By Neil MacDonald
With a new operating season upon us, crews will be looking for jobs and employers will be looking for crews.
By Neil MacDonald
With a new operating season upon us, crews will be looking for jobs and employers will be looking for crews. It sounds pretty simple, right? Well, it may be business as usual yes, but that’s only until someone wants you to sign a training bond.
Regardless of whether you’re a pilot or an engineer, training bonds seem to be here to stay. The main concept – where employees either stay for an agreed amount of time, or the employer agrees to pay for a percentage of an employee’s training costs – is not going away any time soon, although the law is evolving.
It seems reasonable that since employees are the ones who will benefit in the long run, they should bear the cost of their own education. It’s no different for many other professionals. Doctors, lawyers, and accountants, for example, spend thousands of dollars to get the skills that allow them to work in their chosen fields. A yearly upgrade in training is also required and it takes years to pay off student debt associated with these professions.
Pilots and engineers are in much the same boat. Some will come from the military where it can be argued that they had most of their credentials paid for.
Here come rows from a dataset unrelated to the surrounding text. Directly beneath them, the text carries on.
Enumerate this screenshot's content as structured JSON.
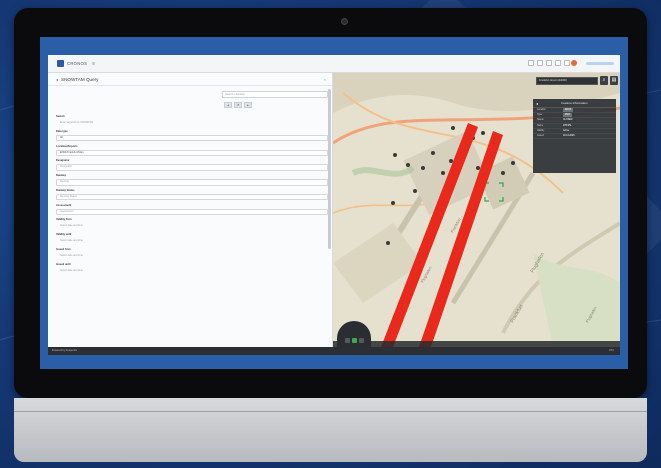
{
  "app": {
    "name": "CRONOS",
    "menu_icon": "hamburger-icon"
  },
  "panel": {
    "title": "SNOWTAM Query",
    "search_placeholder": "Search a location",
    "fields": [
      {
        "label": "Search",
        "value": "Enter keyword for SNOWTAM",
        "style": "plain"
      },
      {
        "label": "Data type",
        "value": "All",
        "style": "filled"
      },
      {
        "label": "Location/Airports",
        "value": "EDDF/Frankfurt/Main",
        "style": "filled"
      },
      {
        "label": "Designator",
        "value": "Designator",
        "style": "normal"
      },
      {
        "label": "Runway",
        "value": "Runway",
        "style": "normal"
      },
      {
        "label": "Runway Status",
        "value": "Runway Status",
        "style": "normal"
      },
      {
        "label": "Assessment",
        "value": "Assessment",
        "style": "normal"
      },
      {
        "label": "Validity from",
        "value": "Select date and time",
        "style": "plain"
      },
      {
        "label": "Validity until",
        "value": "Select date and time",
        "style": "plain"
      },
      {
        "label": "Issued from",
        "value": "Select date and time",
        "style": "plain"
      },
      {
        "label": "Issued until",
        "value": "Select date and time",
        "style": "plain"
      }
    ]
  },
  "map": {
    "search_text": "Frankfurt Airport (EDDF)",
    "labels": [
      "Flughafen",
      "Frankfurt",
      "Frankfurt",
      "Flughafen",
      "Flughafen"
    ],
    "feature_info": {
      "title": "Feature Information",
      "rows": [
        {
          "key": "Location",
          "value": "EDDF"
        },
        {
          "key": "Type",
          "value": "RWY"
        },
        {
          "key": "Status",
          "value": "CLOSED"
        },
        {
          "key": "Name",
          "value": "07R/25L"
        },
        {
          "key": "Validity",
          "value": "Active"
        },
        {
          "key": "Issued",
          "value": "18.12.2020"
        }
      ]
    }
  },
  "footer": {
    "left": "Powered by frequentis",
    "right": "UTC"
  },
  "colors": {
    "runway": "#e8291c",
    "background": "#163a78",
    "accent": "#2d5aa8"
  }
}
Of course, it sounds good while they are in the military, but once out, these professionals are in the same situation of having to convert to civilian licences and bear the associated costs.
Modern cockpits are more sophisticated than they were in earlier generations, so it takes training to learn the latest systems. For example, how the glass presents the information and guidance information in an aircraft is somewhat familiar, yet it presents that info. in an equally confusing format.
For the most part, many training costs are paid for by an employer. As an example, pilots usually don’t have to pay for a PPC each year. The training bond is an amount the employee agrees to pay back should they decide to leave the company before a specific time.
This is where the law comes into the picture. In order for a bond to be effective in the eyes of the court, it should adhere to the standard conditions of any legal contract. I have written several articles on contracts, so I don’t want to get too in-depth here regarding contract law. The main areas to look for are consideration, which links in with bargaining equality, and the financial and time elements. Certainty as to terms should be the driving force in all contracts.
Contracts are an exchange of “something”; consideration is the term used to describe this concept. If you already had the training, then were subsequently asked to sign a training bond, that bond “contract” could or should fail for lack of consideration in court. The inequality in bargaining power can also come into play in situations where a junior employee is told they need to sign a bond in order to continue to work. Employers can avoid being off side of the law by laying everything out in advance, in detail.
This is also the case for the financial and time elements. The financial commitment the employee signs on for should reflect the true cost of the training. Courts are reluctant to enforce a contract where an employee is asked to pay well above the actual value of the training costs.
The time an employee is required to stay with the company after training needs to be realistic as well. A five-year term should easily fail the test, while a one- to two-year minimum seems reasonable. Having the employee pay back costs on a pro-rata basis is also common. Divide the cost of training by the number of months you require the employee to stay, and forgive the bond debt by that quotient each month.
If employers use this type of formula, employees should not be reluctant to sign training bonds as these types of contracts are mutually beneficial. The employer has a trained work force that they can count on for a minimum period, and the employee has an upgraded skillset and an employment commitment from the company.
We should also mention a note to employers. Sometimes an employee signs on to a training bond and for whatever reason decides to leave early. We should view this as a simple business transaction, and not a personal vendetta. We should not expect the employee to pay the costs of the bond per the above formulas, and move on with bad feelings – never to be hired back again.
Things happen in life, and people can and do change their minds – or circumstances can also change. If one views these movements as part of the cost of doing business (accounting for those costs properly, of course) training bonds will be viewed as simply a normal part of the education of aviation professionals.
Neil J. MacDonald is a pilot, lawyer and aviation consultant. email@example.com This is not a legal opinion. Readers should not act on the basis of this article without first consulting a lawyer for analysis and advice on a specific matter.